Meeting deadlines means managing “creative” people. Let’s define creativity as meeting client expectations with the unexpected. Creatives don’t have to be geniuses all the time, or even most of the time. But they do have to solve questions whose answers, most of the time, are not obvious. Science tells us that the right brain/left brain dichotomy is a myth: we use all three pounds of that soft-tofu-like stuff in our heads whether we’re balancing our checkbooks or engaging in lateral thinking, brainstorming, brainswarming, “thinking outside the box,” re-framing or morphing.

Creative people tend towards eccentricity. That’s because they habitually use their brains differently. This is not something they can switch on or off at will. Creatives use approaches like lateral thinking even when they’re not called for, for instance when scheduling presentations. That’s why managing creative people is like herding cats. Put a bunch of solipsistic cat-people (or jumpy-twitchy frog-people or skittery squirrel-people) in front of a deadline, and the temptation to turn them into sheep can be almost overwhelming. Sheep are so … herdable. And that makes a manager’s job so much less stressful, doesn’t it? Problem is, sheep aren’t creative. Even when they do knock down a fence, they just kind of mill around, waiting for a person or dog to tell them what to do. Sheep don’t like being outside the box. A herd of sheep may finish projects on time, but they will also deliver mediocrity, every time. If you want to excel, and to schedule, you need to exercise a degree of control without stifling creativity.

Here are a few hints: "If you want people to think, give them intent, not instruction," says business author David Marquet. When you instruct, you put people in sheep mode. They run through the task list on autopilot without the absolute minimum of thought and commitment. When you define an intention, you set up a goal while encouraging people to find the best way to get there. That might involve leapfrogging difficulties, or jumping from branch to branch of a decision tree. The outcome matters: the process, not so much.

Manufacturing outcomes

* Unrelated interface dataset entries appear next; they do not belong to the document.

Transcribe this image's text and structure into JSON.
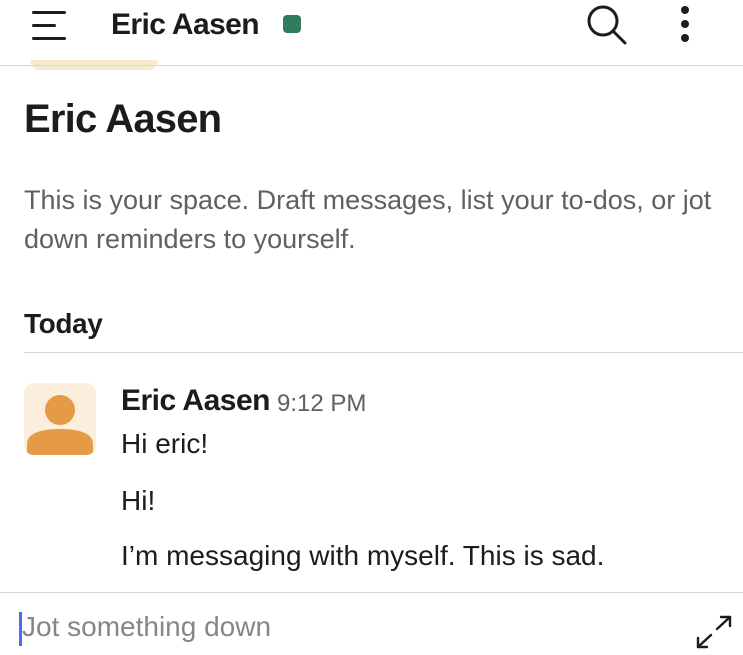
{
  "header": {
    "title": "Eric Aasen",
    "presence_color": "#2f7d5a",
    "menu_icon": "hamburger-menu-icon",
    "search_icon": "search-icon",
    "more_icon": "more-vertical-icon"
  },
  "intro": {
    "name": "Eric Aasen",
    "description": "This is your space. Draft messages, list your to-dos, or jot down reminders to yourself."
  },
  "divider": {
    "label": "Today"
  },
  "message": {
    "author": "Eric Aasen",
    "time": "9:12 PM",
    "avatar_icon": "default-user-avatar-icon",
    "avatar_color": "#e59a45",
    "lines": [
      "Hi eric!",
      "Hi!",
      "I’m messaging with myself. This is sad."
    ]
  },
  "composer": {
    "placeholder": "Jot something down",
    "value": "",
    "expand_icon": "expand-icon"
  }
}
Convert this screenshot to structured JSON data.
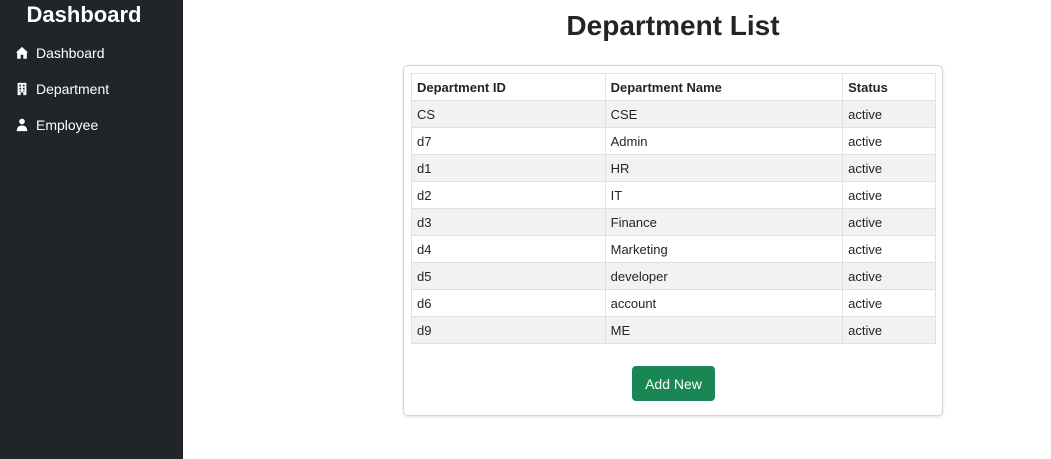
{
  "sidebar": {
    "title": "Dashboard",
    "items": [
      {
        "label": "Dashboard",
        "icon": "home-icon"
      },
      {
        "label": "Department",
        "icon": "building-icon"
      },
      {
        "label": "Employee",
        "icon": "user-tie-icon"
      }
    ]
  },
  "main": {
    "title": "Department List",
    "table": {
      "headers": [
        "Department ID",
        "Department Name",
        "Status"
      ],
      "rows": [
        [
          "CS",
          "CSE",
          "active"
        ],
        [
          "d7",
          "Admin",
          "active"
        ],
        [
          "d1",
          "HR",
          "active"
        ],
        [
          "d2",
          "IT",
          "active"
        ],
        [
          "d3",
          "Finance",
          "active"
        ],
        [
          "d4",
          "Marketing",
          "active"
        ],
        [
          "d5",
          "developer",
          "active"
        ],
        [
          "d6",
          "account",
          "active"
        ],
        [
          "d9",
          "ME",
          "active"
        ]
      ]
    },
    "add_button_label": "Add New"
  },
  "colors": {
    "sidebar_bg": "#212529",
    "button_bg": "#198754",
    "stripe": "#f2f2f2"
  }
}
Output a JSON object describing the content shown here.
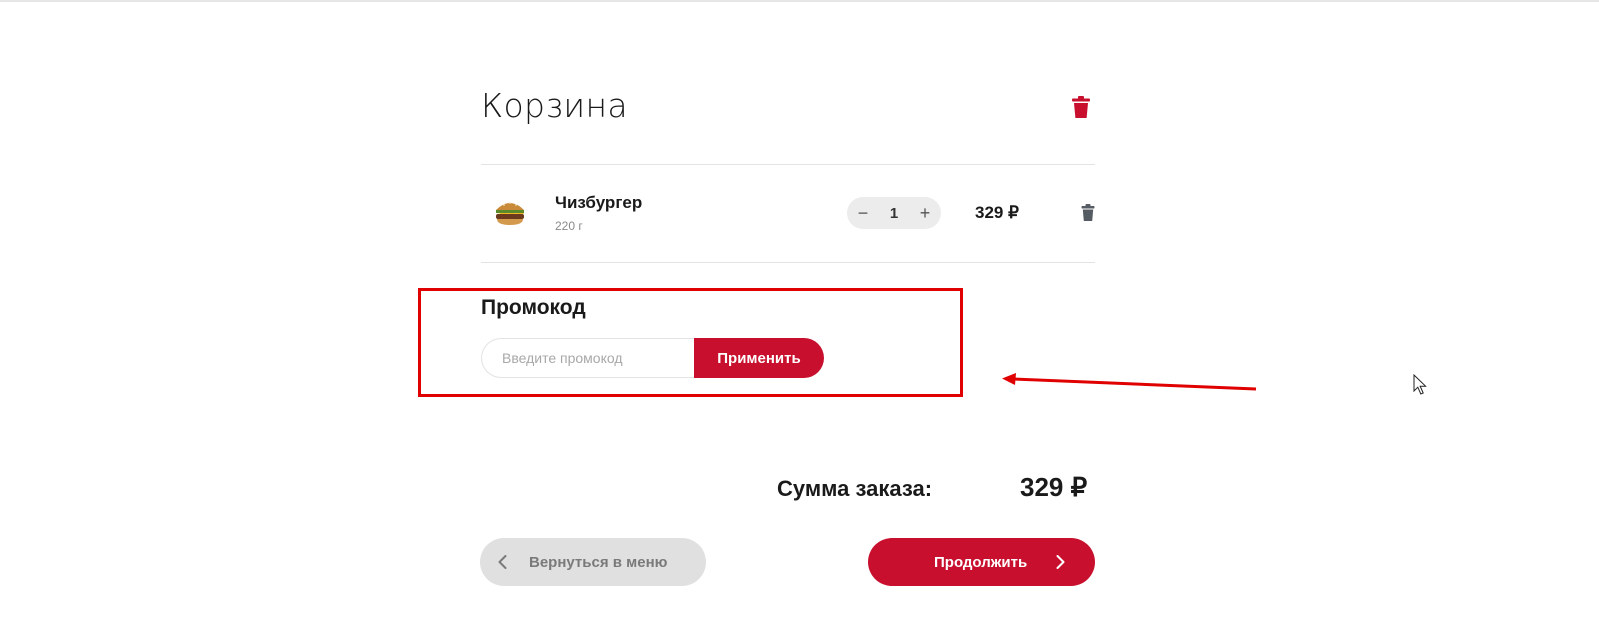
{
  "cart": {
    "title": "Корзина",
    "clear_icon": "trash-icon",
    "items": [
      {
        "name": "Чизбургер",
        "weight": "220 г",
        "quantity": "1",
        "price": "329 ₽",
        "image_icon": "burger-icon",
        "decrement_label": "−",
        "increment_label": "+",
        "delete_icon": "trash-icon"
      }
    ]
  },
  "promo": {
    "title": "Промокод",
    "placeholder": "Введите промокод",
    "value": "",
    "apply_label": "Применить"
  },
  "summary": {
    "total_label": "Сумма заказа:",
    "total_value": "329 ₽"
  },
  "actions": {
    "back_label": "Вернуться в меню",
    "continue_label": "Продолжить"
  },
  "colors": {
    "accent": "#c8102e",
    "annotation": "#e00000",
    "secondary_button": "#e0e0e0",
    "stepper_bg": "#ececec"
  }
}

A very visible way to show that you’re more interested in outcomes than in processes is to let your employees control their workspaces, both individual spaces (layout, height, and configuration of desks) and team spaces (Long rows? Circular breakouts? Let the workers decide what works.) But do set boundaries regarding neatness and order. Recent research backs up your first grade teacher: messy workspaces make people feel frustrated and weary, making it harder to focus. Sometimes you have to declare the outcome. “There is a time to stop rehearsing, stop waiting for perfection, stop waiting for control and just go for it,” in the words of consultant Deborah Mills-Scofield. Of course you want more than “good enough,” and so do the designers. But you also know when it’s time to accept the space between “good enough” and perfect, and move on.  continued >>